Focusing on what matters most

Benjardin Gärtner

Benjardin Gärtner has been head of equity portfolio management at Union Investment since 2015. He is a member of the Union Investment Committee (UIC). The UIC formulates Union Investment’s capital market strategy on a monthly basis, thereby setting out a framework for the tactical management of the funds by individual portfolio managers.

Stock picking during difficult market phases

The question of whether it is more lucrative to invest in a share index or a concentrated portfolio is not new. However, the advantages of broad diversification usually come at a hefty price for investors. Firstly because index investments often generate lower returns, and secondly because far fewer stocks are actually needed to create a sufficiently diversified portfolio than you might think.

Advocates of broadly diversified index investments always claim that risks are minimised under their approach. That makes sense at first glance. After all, someone who invests in the MSCI World, for example, has a portfolio containing more than 1,600 equities. As a result, problems at individual companies are of less consequence. This is undoubtedly true. On the other hand, a fund that is too broadly based cannot achieve the same performance that would be possible if it contained only the best companies. Investment legend Warren Buffett succinctly expressed the criticism of a portfolio that is too diversified as follows: “Diversification is an insurance policy against ignorance. It doesn’t make sense for someone who knows what they’re doing.”

Concentrated portfolios are sufficiently diversified

  • Dwindling advantage of diversification
    (Monthly difference (+/-) between the performance of the equity portfolio and that of the broad equity market index (S&P 500) between 1960 and 2001)
    Source: Daniel J. Burnside, The American Association of Individual Investors, 2004.
  • Source: Daniel J. Burnside, The American Association of Individual Investors, 2004.

What many people do not realise is that hundreds of stocks are not required in order to sufficiently diversify a portfolio and protect against problems with individual securities. Academic studies have found that a fund is well-diversified if it contains more than 45 companies. The risk is around 85 per cent less compared with an investment in a single security. For an investor with 100 different equities, this figure is 89 per cent. Moreover, diversification effects can be achieved in a concentrated portfolio by examining the volatility of each individual security and adding in paper with different profiles. In this way, risk is reduced not through quantitative but through qualitative diversification, achieved by combining cyclical luxury goods manufacturers with defensive utility companies.

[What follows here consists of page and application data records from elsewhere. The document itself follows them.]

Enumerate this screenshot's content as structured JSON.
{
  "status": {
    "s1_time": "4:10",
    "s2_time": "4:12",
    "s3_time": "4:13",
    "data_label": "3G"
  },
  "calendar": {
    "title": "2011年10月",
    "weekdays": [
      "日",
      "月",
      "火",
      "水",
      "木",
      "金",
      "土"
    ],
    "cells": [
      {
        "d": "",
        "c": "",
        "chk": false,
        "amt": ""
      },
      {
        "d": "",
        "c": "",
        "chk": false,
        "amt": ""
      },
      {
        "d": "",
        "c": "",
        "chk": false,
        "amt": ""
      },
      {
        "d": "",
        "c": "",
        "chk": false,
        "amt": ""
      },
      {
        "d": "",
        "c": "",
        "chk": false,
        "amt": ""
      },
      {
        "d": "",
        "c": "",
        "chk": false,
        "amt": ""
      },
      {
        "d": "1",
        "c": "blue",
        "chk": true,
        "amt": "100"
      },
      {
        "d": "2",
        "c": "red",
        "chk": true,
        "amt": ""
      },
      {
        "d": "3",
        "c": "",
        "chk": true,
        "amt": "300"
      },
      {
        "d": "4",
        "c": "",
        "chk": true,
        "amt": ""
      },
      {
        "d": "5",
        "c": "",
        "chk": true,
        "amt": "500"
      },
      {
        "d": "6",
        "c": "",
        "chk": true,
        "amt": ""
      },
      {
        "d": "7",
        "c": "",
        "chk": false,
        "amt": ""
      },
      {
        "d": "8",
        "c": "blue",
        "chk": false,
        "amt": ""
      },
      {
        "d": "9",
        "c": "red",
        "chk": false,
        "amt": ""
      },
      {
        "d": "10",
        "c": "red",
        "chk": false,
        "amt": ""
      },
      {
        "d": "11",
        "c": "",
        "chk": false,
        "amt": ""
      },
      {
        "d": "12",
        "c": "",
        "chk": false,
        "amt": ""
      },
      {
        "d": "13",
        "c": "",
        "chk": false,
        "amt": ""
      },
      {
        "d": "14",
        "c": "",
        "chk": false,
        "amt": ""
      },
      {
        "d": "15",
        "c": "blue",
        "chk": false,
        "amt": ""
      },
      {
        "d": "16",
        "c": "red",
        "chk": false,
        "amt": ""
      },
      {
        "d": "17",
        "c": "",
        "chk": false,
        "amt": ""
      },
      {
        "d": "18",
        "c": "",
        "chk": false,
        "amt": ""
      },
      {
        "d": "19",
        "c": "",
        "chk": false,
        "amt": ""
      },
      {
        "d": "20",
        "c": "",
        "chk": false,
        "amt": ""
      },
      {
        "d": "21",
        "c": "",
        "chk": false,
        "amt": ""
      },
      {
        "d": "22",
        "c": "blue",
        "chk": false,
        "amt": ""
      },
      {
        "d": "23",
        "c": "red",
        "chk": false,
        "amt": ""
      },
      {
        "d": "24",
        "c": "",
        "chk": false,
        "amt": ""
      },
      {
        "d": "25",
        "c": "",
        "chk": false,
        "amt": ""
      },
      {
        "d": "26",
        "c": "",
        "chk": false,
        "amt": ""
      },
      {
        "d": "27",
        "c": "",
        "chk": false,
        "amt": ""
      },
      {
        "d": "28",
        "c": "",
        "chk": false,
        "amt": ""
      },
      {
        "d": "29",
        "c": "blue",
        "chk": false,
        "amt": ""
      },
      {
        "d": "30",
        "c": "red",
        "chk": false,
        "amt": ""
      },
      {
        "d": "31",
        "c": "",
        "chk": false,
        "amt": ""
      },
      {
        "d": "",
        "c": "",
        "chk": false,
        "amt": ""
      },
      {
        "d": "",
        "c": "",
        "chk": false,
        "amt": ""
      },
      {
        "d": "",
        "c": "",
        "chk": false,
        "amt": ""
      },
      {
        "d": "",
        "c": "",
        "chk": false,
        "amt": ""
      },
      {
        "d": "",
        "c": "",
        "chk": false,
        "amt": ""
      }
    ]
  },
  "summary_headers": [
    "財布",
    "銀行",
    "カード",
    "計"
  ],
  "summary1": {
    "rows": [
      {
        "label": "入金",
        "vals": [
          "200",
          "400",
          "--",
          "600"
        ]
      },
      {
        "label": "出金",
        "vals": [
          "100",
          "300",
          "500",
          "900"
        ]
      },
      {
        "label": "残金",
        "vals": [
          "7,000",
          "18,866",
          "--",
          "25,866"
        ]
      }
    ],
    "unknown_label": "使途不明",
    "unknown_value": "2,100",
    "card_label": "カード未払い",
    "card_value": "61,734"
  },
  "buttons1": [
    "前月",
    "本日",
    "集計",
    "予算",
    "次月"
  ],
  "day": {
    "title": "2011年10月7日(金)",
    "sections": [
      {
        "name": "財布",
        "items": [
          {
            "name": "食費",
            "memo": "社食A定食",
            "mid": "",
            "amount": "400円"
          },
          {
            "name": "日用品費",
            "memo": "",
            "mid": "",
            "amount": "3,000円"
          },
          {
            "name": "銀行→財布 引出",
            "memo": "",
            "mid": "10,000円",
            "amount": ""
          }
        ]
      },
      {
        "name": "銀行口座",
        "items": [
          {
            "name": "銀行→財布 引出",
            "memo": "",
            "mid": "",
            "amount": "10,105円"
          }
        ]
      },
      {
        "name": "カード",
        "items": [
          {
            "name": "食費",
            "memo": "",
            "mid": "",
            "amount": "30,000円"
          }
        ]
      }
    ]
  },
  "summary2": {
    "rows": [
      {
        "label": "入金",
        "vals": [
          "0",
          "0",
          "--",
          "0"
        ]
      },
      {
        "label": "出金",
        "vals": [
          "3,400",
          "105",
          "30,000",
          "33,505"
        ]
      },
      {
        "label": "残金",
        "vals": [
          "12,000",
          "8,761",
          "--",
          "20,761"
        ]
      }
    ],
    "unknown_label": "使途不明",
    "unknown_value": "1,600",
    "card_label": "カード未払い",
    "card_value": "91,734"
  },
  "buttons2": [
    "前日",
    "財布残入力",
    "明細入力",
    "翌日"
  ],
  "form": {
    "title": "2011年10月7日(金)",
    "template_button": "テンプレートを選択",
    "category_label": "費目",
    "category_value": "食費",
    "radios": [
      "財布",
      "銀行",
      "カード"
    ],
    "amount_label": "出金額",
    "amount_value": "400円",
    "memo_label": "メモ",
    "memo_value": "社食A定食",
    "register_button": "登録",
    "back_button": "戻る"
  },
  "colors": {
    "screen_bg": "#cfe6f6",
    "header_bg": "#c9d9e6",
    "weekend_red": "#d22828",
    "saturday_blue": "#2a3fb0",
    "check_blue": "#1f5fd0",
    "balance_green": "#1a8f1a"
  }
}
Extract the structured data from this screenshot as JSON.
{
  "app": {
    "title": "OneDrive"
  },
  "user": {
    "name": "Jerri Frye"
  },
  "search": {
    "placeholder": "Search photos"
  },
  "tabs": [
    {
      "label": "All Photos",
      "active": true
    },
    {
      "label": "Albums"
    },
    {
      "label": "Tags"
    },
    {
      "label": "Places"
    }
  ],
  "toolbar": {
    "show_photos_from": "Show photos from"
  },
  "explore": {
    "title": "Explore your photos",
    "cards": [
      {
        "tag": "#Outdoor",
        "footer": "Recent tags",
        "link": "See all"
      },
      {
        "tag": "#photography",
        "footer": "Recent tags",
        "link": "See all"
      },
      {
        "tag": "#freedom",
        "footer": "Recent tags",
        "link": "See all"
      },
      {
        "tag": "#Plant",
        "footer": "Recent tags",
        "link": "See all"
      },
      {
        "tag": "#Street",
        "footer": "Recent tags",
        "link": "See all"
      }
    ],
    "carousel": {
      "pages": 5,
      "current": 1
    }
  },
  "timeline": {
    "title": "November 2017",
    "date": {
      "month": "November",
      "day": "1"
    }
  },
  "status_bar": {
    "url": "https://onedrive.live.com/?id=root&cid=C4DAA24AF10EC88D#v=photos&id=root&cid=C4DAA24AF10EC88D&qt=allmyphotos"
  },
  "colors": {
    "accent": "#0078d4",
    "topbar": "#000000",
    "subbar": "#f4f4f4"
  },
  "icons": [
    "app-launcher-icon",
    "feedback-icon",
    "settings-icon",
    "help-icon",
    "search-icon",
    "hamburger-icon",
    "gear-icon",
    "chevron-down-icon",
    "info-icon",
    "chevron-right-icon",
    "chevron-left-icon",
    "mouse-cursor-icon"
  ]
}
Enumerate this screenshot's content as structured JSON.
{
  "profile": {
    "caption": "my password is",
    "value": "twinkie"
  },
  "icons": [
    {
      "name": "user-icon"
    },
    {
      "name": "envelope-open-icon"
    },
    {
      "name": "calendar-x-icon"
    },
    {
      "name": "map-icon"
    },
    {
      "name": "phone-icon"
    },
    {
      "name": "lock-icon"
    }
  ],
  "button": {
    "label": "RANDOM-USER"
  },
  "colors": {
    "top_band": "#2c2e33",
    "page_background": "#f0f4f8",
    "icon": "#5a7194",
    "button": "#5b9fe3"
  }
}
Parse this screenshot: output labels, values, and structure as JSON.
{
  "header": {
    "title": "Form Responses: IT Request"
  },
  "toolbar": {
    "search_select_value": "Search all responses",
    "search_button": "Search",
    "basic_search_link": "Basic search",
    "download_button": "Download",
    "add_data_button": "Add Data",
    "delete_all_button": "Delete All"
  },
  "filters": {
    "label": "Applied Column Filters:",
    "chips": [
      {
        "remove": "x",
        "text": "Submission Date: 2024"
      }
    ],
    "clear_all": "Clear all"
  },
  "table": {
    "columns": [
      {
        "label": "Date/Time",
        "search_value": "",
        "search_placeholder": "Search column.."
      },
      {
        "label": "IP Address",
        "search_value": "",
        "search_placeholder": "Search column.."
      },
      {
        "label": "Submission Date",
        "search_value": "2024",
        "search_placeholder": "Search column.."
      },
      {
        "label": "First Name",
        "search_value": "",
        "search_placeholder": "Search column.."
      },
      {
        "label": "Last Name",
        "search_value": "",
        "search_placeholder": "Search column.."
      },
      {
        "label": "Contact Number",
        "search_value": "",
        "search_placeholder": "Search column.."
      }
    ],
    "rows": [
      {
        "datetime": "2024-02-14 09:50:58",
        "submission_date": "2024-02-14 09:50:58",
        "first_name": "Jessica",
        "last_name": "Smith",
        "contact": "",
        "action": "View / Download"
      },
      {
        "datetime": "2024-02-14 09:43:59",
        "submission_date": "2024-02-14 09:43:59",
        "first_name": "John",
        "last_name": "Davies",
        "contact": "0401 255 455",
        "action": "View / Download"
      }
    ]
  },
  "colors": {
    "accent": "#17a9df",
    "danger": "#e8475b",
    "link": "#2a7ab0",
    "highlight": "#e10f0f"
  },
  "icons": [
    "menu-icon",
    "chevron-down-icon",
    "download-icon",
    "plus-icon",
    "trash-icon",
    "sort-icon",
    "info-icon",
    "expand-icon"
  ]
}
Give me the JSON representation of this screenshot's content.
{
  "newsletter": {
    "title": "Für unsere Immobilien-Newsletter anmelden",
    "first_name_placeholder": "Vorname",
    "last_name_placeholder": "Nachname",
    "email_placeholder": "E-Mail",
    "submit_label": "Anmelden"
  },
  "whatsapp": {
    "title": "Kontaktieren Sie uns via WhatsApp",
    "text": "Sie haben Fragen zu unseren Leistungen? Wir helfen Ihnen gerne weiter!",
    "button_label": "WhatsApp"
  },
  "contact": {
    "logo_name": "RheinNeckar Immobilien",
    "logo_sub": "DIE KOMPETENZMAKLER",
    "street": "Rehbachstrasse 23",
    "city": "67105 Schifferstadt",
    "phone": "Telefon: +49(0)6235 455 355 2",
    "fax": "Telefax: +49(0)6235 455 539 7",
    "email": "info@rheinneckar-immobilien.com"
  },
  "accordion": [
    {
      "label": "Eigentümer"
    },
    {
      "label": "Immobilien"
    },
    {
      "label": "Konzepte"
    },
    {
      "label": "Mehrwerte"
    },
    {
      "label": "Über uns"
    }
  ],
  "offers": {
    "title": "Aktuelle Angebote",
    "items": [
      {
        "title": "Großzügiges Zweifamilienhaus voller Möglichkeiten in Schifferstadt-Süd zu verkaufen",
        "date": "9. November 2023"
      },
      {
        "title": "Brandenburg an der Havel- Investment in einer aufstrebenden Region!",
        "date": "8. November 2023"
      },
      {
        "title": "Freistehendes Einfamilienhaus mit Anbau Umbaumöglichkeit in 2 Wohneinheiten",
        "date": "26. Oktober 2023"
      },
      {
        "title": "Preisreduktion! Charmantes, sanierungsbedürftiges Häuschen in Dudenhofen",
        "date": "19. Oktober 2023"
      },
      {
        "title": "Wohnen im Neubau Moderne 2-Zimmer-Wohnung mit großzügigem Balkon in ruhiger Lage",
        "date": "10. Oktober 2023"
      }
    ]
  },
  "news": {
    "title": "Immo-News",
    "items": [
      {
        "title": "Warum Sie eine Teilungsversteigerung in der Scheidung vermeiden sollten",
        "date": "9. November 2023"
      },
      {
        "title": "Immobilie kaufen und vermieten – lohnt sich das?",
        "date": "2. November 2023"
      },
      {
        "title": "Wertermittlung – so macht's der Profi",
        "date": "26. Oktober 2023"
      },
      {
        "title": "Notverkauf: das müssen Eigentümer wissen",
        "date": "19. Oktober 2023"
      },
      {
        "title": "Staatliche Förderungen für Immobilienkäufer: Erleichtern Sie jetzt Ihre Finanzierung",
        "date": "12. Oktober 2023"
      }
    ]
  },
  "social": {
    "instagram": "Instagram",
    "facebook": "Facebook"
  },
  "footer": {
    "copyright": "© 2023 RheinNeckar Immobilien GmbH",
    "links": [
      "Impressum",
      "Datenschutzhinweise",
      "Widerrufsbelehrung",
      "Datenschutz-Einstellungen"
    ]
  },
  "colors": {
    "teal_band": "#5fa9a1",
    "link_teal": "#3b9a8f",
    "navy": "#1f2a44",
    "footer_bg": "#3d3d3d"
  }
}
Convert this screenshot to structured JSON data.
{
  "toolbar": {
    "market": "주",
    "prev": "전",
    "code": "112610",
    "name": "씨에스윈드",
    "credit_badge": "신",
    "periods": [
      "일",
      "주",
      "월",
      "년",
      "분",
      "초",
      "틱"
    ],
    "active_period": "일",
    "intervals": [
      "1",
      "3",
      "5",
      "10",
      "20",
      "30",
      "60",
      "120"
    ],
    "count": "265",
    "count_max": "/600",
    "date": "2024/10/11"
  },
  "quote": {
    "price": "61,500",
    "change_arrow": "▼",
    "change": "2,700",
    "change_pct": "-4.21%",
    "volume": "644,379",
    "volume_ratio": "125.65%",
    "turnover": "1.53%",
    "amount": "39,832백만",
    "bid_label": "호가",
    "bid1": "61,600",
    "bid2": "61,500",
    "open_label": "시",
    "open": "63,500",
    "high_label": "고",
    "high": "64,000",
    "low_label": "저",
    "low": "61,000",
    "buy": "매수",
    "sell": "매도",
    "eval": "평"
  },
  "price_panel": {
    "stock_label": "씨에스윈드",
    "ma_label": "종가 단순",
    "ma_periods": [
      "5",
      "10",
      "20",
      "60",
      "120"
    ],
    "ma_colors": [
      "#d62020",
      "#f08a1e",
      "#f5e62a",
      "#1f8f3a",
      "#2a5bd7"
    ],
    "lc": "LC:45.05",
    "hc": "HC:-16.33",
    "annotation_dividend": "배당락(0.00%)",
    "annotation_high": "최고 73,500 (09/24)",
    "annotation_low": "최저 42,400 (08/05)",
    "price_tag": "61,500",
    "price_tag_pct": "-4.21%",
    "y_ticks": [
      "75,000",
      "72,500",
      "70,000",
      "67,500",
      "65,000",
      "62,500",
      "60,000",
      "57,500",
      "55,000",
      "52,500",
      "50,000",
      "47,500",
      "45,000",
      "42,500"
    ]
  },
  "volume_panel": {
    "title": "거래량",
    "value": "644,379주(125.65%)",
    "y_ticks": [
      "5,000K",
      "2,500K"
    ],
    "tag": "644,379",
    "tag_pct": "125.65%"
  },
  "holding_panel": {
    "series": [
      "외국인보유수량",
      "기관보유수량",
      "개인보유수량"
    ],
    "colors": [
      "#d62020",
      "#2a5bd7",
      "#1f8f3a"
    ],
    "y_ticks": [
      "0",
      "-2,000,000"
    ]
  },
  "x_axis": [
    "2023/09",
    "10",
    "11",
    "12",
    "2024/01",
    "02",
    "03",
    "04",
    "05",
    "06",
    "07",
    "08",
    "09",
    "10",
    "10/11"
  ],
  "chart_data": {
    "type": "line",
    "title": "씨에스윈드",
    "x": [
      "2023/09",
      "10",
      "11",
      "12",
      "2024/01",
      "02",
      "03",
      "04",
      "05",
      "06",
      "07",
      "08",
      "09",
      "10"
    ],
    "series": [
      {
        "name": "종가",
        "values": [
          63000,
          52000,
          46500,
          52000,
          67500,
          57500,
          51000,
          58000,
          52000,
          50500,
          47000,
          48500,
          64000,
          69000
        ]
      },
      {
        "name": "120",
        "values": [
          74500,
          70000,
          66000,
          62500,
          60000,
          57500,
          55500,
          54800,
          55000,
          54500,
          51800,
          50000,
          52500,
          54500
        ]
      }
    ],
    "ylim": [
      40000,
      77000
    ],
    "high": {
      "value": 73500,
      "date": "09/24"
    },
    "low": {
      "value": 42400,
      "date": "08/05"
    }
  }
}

Furthermore, a concentrated and actively managed portfolio can deliver a whole host of advantages. Fund managers holding paper from just 50 or 60 companies have a far deeper insight into the quality of those companies and are thus better placed to forecast their business prospects. They can also maintain closer contact with the companies’ senior management, helping the fund managers to understand the business more clearly and develop a good sense of the competitive situation. This enables fund managers to secure an information advantage and to anticipate adverse events, such as profit warnings.

Numerous academic studies have proved this. They show that concentrated approaches are indeed capable of generating a superior return compared with a broadly diversified portfolio. Among those to highlight this finding were the authors of the study ‘On the Industry Concentration of Actively Managed Equity Mutual Funds’ in an article for the respected Journal of Finance. They examined a group of 1,770 mutual funds and categorised them according to the degree of diversification. They found that concentrated portfolios comfortably outperformed broadly diversified portfolios. The authors mainly attribute this success to the information advantage enjoyed by focused managers.

The return of the stock-pickers

Such capabilities are likely to become particularly valuable in the near future, because an increasingly bitter wind is blowing through the markets. A concentrated portfolio of carefully selected single securities can be invaluable to investors in a challenging market environment. After all, there are always individual companies that can buck the trend, even when stock markets are going through a rough patch. It is the job of stock-pickers to find these companies. The term refers to equity investors that specialise in selecting precisely the right stocks and conducting in-depth analysis of companies so that they can pick out the best securities from among the many possible investments.

So instead of buying from the broad market unseen, stock-pickers focus on a manageable number of companies that they can then analyse in detail. This is a challenging task given that the investment universe contains several thousand listed companies. When selecting securities, it is essential to look at the quality of the business model, the capabilities of senior management and the valuation. As a rule, experienced stock-pickers look for undervalued stocks, i.e. shares that are cheaper than those of similar companies in the same sector. They then analyse these companies in order to find a trigger that will push the share price higher and eliminate the undervaluation. Such triggers include faster revenue growth resulting from an innovative product, a change of management or a shift in the line of business that wins over investors.

Disciplined selling also vital

Companies that satisfy all three investment criteria are of course rare but are much more likely to outperform the market as a whole. In any case, investors must be highly disciplined both when they are seeking out the right shares and when they come to sell them again. Once the price of a share exceeds a predefined threshold, it must be removed from the portfolio (provided the other parameters remain unchanged). This is also an important part of successful stock-picking, even though it can sometimes be hard to do.

 

Unless otherwise noted, all Information and illustrations are as at 25 February 2019.